### PROVIDED RECORDS:

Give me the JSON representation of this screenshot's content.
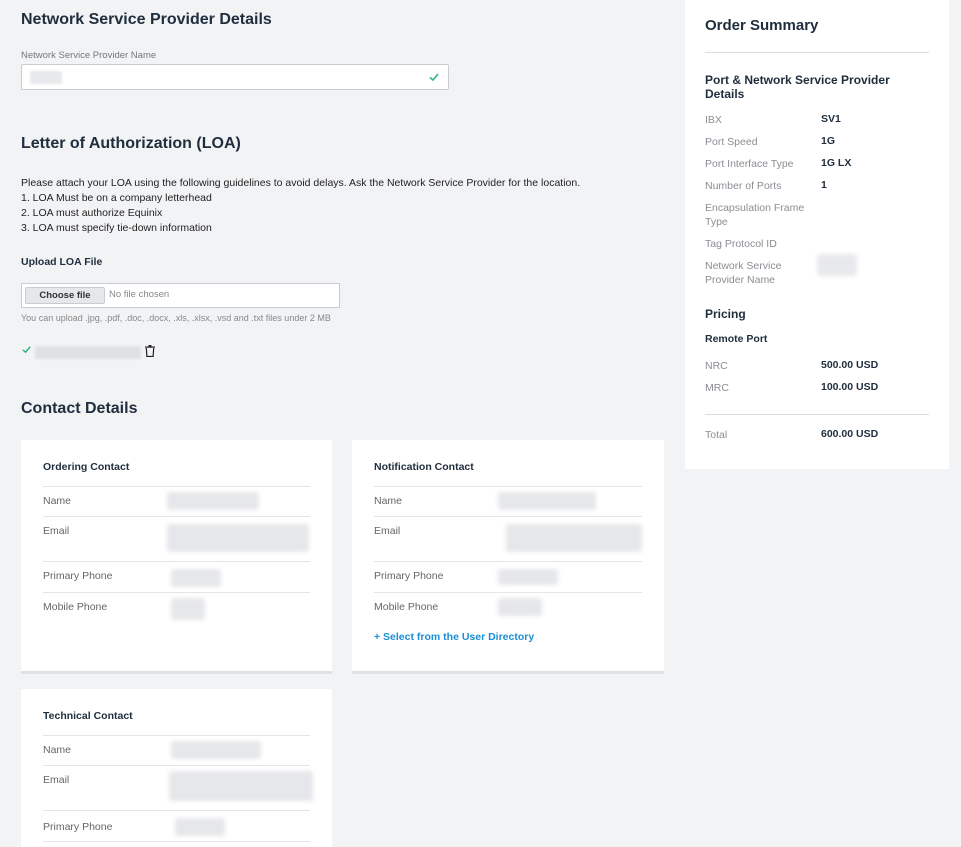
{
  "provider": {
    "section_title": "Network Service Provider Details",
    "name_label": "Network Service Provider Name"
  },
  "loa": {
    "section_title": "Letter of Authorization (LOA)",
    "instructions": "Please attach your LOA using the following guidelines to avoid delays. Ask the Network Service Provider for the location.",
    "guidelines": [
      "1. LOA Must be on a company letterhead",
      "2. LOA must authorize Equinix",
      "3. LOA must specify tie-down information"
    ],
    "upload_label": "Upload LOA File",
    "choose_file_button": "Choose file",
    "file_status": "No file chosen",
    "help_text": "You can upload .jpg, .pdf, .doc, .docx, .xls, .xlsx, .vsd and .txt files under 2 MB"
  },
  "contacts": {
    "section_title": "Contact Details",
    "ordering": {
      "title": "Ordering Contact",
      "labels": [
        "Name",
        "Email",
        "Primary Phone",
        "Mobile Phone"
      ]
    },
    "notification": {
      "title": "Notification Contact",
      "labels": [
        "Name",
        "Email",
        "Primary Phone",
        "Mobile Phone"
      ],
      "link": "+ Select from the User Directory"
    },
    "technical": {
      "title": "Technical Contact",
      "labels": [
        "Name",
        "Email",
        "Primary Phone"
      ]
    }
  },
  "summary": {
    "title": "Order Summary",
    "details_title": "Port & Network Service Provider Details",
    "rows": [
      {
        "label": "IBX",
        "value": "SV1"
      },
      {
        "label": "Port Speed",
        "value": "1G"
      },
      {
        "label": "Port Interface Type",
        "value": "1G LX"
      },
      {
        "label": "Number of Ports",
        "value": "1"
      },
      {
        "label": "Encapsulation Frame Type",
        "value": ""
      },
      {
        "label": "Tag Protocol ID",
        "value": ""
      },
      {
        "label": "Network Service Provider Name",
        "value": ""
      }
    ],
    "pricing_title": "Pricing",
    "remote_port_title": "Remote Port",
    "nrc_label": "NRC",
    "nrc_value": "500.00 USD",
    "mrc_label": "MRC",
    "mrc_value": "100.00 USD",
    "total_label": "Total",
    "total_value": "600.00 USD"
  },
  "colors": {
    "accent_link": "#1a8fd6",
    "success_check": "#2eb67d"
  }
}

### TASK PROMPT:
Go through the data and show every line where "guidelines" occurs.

### ANSWER TO THE EXERCISE:
    "instructions": "Please attach your LOA using the following guidelines to avoid delays. Ask the Network Service Provider for the location.",
    "guidelines": [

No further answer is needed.